* **Work task**
Exactly as written, output each of the entries below.

* **Source records**
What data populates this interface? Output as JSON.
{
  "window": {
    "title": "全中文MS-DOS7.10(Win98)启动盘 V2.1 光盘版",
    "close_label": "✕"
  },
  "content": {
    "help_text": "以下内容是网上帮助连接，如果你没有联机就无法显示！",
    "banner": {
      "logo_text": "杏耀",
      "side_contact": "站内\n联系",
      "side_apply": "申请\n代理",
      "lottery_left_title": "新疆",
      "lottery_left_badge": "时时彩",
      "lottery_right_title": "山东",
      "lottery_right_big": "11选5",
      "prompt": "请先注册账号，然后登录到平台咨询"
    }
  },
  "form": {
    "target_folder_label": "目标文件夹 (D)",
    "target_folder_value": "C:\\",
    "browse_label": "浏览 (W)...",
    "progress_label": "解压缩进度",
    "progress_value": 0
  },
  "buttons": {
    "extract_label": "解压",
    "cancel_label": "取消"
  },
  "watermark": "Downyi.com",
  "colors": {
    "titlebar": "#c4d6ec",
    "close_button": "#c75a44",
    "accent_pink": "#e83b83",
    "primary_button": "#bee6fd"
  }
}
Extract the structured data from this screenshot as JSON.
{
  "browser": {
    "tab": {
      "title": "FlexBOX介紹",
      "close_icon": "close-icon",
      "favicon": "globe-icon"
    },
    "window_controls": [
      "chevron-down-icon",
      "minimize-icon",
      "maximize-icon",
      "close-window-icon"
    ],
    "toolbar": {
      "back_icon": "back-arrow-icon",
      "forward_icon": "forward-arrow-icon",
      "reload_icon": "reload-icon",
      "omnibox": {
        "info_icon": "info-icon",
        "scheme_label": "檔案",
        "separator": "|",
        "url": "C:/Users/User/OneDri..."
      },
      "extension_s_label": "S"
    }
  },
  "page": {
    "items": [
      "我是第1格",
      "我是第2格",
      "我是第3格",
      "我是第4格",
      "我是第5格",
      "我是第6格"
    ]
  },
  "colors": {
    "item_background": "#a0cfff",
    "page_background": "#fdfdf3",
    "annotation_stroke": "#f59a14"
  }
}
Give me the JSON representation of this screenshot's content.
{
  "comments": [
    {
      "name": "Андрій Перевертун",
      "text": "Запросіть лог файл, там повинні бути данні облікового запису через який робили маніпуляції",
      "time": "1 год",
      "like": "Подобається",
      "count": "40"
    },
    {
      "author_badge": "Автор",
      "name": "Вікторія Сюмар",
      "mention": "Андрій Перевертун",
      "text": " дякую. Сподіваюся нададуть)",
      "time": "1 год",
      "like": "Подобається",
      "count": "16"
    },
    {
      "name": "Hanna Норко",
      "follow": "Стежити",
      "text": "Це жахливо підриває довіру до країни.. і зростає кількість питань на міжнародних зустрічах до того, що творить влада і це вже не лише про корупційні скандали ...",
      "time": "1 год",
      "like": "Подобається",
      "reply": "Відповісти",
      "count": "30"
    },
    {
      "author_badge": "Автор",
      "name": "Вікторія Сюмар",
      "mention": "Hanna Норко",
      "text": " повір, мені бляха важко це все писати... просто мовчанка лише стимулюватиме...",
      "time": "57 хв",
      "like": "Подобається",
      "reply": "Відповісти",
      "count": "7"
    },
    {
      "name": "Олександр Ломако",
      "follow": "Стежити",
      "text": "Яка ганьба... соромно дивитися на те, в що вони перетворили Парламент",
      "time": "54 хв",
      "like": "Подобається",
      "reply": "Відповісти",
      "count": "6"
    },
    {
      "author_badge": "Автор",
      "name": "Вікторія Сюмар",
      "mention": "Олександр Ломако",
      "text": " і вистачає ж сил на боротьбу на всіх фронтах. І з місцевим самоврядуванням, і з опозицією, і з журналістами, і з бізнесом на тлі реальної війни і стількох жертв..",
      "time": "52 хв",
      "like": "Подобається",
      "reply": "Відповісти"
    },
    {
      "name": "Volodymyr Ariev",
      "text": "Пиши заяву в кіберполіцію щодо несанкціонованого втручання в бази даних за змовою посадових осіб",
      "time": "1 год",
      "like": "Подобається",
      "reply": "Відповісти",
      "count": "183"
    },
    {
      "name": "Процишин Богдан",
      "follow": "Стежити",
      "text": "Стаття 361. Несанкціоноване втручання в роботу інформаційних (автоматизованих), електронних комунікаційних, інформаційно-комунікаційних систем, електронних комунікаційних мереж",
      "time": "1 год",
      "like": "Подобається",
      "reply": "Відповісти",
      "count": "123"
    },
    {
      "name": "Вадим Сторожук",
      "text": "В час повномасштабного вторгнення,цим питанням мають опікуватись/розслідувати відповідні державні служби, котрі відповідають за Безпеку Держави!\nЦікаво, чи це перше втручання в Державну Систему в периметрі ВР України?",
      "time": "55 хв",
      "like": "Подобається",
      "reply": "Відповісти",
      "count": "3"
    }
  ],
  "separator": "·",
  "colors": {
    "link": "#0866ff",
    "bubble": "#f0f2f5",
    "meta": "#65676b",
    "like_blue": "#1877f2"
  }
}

* **Your solution**
What data populates this interface? Output as JSON.
{
  "window": {
    "title": "全中文MS-DOS7.10(Win98)启动盘 V2.1 光盘版",
    "close_label": "✕"
  },
  "content": {
    "help_text": "以下内容是网上帮助连接，如果你没有联机就无法显示！",
    "banner": {
      "logo_text": "杏耀",
      "side_contact": "站内\n联系",
      "side_apply": "申请\n代理",
      "lottery_left_title": "新疆",
      "lottery_left_badge": "时时彩",
      "lottery_right_title": "山东",
      "lottery_right_big": "11选5",
      "prompt": "请先注册账号，然后登录到平台咨询"
    }
  },
  "form": {
    "target_folder_label": "目标文件夹 (D)",
    "target_folder_value": "C:\\",
    "browse_label": "浏览 (W)...",
    "progress_label": "解压缩进度",
    "progress_value": 0
  },
  "buttons": {
    "extract_label": "解压",
    "cancel_label": "取消"
  },
  "watermark": "Downyi.com",
  "colors": {
    "titlebar": "#c4d6ec",
    "close_button": "#c75a44",
    "accent_pink": "#e83b83",
    "primary_button": "#bee6fd"
  }
}
Extract the structured data from this screenshot as JSON.
{
  "browser": {
    "tab": {
      "title": "FlexBOX介紹",
      "close_icon": "close-icon",
      "favicon": "globe-icon"
    },
    "window_controls": [
      "chevron-down-icon",
      "minimize-icon",
      "maximize-icon",
      "close-window-icon"
    ],
    "toolbar": {
      "back_icon": "back-arrow-icon",
      "forward_icon": "forward-arrow-icon",
      "reload_icon": "reload-icon",
      "omnibox": {
        "info_icon": "info-icon",
        "scheme_label": "檔案",
        "separator": "|",
        "url": "C:/Users/User/OneDri..."
      },
      "extension_s_label": "S"
    }
  },
  "page": {
    "items": [
      "我是第1格",
      "我是第2格",
      "我是第3格",
      "我是第4格",
      "我是第5格",
      "我是第6格"
    ]
  },
  "colors": {
    "item_background": "#a0cfff",
    "page_background": "#fdfdf3",
    "annotation_stroke": "#f59a14"
  }
}
Give me the JSON representation of this screenshot's content.
{
  "comments": [
    {
      "name": "Андрій Перевертун",
      "text": "Запросіть лог файл, там повинні бути данні облікового запису через який робили маніпуляції",
      "time": "1 год",
      "like": "Подобається",
      "count": "40"
    },
    {
      "author_badge": "Автор",
      "name": "Вікторія Сюмар",
      "mention": "Андрій Перевертун",
      "text": " дякую. Сподіваюся нададуть)",
      "time": "1 год",
      "like": "Подобається",
      "count": "16"
    },
    {
      "name": "Hanna Норко",
      "follow": "Стежити",
      "text": "Це жахливо підриває довіру до країни.. і зростає кількість питань на міжнародних зустрічах до того, що творить влада і це вже не лише про корупційні скандали ...",
      "time": "1 год",
      "like": "Подобається",
      "reply": "Відповісти",
      "count": "30"
    },
    {
      "author_badge": "Автор",
      "name": "Вікторія Сюмар",
      "mention": "Hanna Норко",
      "text": " повір, мені бляха важко це все писати... просто мовчанка лише стимулюватиме...",
      "time": "57 хв",
      "like": "Подобається",
      "reply": "Відповісти",
      "count": "7"
    },
    {
      "name": "Олександр Ломако",
      "follow": "Стежити",
      "text": "Яка ганьба... соромно дивитися на те, в що вони перетворили Парламент",
      "time": "54 хв",
      "like": "Подобається",
      "reply": "Відповісти",
      "count": "6"
    },
    {
      "author_badge": "Автор",
      "name": "Вікторія Сюмар",
      "mention": "Олександр Ломако",
      "text": " і вистачає ж сил на боротьбу на всіх фронтах. І з місцевим самоврядуванням, і з опозицією, і з журналістами, і з бізнесом на тлі реальної війни і стількох жертв..",
      "time": "52 хв",
      "like": "Подобається",
      "reply": "Відповісти"
    },
    {
      "name": "Volodymyr Ariev",
      "text": "Пиши заяву в кіберполіцію щодо несанкціонованого втручання в бази даних за змовою посадових осіб",
      "time": "1 год",
      "like": "Подобається",
      "reply": "Відповісти",
      "count": "183"
    },
    {
      "name": "Процишин Богдан",
      "follow": "Стежити",
      "text": "Стаття 361. Несанкціоноване втручання в роботу інформаційних (автоматизованих), електронних комунікаційних, інформаційно-комунікаційних систем, електронних комунікаційних мереж",
      "time": "1 год",
      "like": "Подобається",
      "reply": "Відповісти",
      "count": "123"
    },
    {
      "name": "Вадим Сторожук",
      "text": "В час повномасштабного вторгнення,цим питанням мають опікуватись/розслідувати відповідні державні служби, котрі відповідають за Безпеку Держави!\nЦікаво, чи це перше втручання в Державну Систему в периметрі ВР України?",
      "time": "55 хв",
      "like": "Подобається",
      "reply": "Відповісти",
      "count": "3"
    }
  ],
  "separator": "·",
  "colors": {
    "link": "#0866ff",
    "bubble": "#f0f2f5",
    "meta": "#65676b",
    "like_blue": "#1877f2"
  }
}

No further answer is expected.